Occupiers prioritise workplace wellbeing as office demand across Edinburgh and Glasgow rises
The number of 5,000 sq ft deals in Edinburgh in the first quarter of the year rose compared to the same quarter pre-Covid, according to new data from commercial property specialist JLL.
The average UK occupancy levels from research done by JLL peaked in Q1 at 38%, returning to levels seen at the end of 2021.
In Edinburgh, there was a total take-up of just short of 130,000 sq ft, with over 90,000 sq ft of this in the city centre. There was also an increase in the number of occupiers looking for space in Q1, compared to Q1 2019, with professional services and technology, media and telecoms (TMT) the most active sectors at the start of the year.
After a tumultuous 2020 and 2021, many occupiers are focusing on creating a compelling employee value proposition to attract and retain skilled talent amid increased competition. Consequently, the number of second-hand options coming back to market is also on the rise, as firms target higher quality buildings and require less space as a result of the shift to hybrid working.
In Glasgow, take up across the city centre grew by almost 33 per cent, compared with Q1 figures from 2021. With work from home guidance relaxed in February 2022 positive sentiment has returned to the city’s office market.
Similarly to the capital, Glasgow saw more occupiers targeting higher quality space in the city, with many prioritising flexibility and a better working environment for their staff.

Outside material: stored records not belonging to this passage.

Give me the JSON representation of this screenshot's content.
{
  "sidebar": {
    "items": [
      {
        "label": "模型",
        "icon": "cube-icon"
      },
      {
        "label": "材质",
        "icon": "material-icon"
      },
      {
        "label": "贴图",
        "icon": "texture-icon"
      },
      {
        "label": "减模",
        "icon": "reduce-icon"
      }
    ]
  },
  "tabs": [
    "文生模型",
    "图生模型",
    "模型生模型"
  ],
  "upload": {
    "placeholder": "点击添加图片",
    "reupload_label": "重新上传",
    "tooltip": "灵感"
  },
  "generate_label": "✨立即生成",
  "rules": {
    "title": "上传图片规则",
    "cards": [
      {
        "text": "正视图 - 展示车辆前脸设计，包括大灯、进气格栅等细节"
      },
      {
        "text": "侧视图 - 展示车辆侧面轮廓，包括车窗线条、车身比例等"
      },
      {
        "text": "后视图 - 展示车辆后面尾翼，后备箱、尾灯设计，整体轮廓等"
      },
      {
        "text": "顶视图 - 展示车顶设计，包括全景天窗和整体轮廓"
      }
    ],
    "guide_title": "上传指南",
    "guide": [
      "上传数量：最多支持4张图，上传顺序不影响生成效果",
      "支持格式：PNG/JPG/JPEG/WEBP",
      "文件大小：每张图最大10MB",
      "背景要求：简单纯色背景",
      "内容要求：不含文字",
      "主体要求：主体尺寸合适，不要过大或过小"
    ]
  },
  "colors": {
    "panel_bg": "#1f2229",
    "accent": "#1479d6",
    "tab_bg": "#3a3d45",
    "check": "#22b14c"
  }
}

New build Grade-A supply in Glasgow is limited with only one new build development due to complete in the next three months, much of which has already been pre-let to a range of high quality occupiers. The remaining new build or prime refurbished Grade-A space is being quickly absorbed with strong demand from the public sector, professional services and green energy firms.
Craig Watson, director at JLL in Edinburgh, said: “It is clear from our Q1 research that the number of office requirements in Edinburgh is back up to pre-pandemic levels. This pent-up demand is not yet evident in transactional activity. Many occupiers are hesitant as restrictions are removed, waiting for their analysis on the ‘return to the office’ movement to run its course. This has undoubtedly delayed decisions and reduced transactions for this quarter.
“Hybrid working and sustainability are still the core themes driving demand, resulting in the best-in-class office space letting quickest. Knowing the extent of unsatisfied demand, we forecast transactional activity to grow in strength quarter on quarter this year.”
Alex Mackay, senior surveyor at JLL in Glasgow, added: “After a prolonged period of subdued activity, Glasgow’s office market is showing signs of recovery after the pandemic. As firms begin the process of attracting staff back to the office, they are seeking quality and flexibility in their real estate decision making. Like the capital, a common theme after the pandemic is occupiers increasingly paying attention to the ESG agenda, which in addition to hybrid working are driving demand for best in class office space.”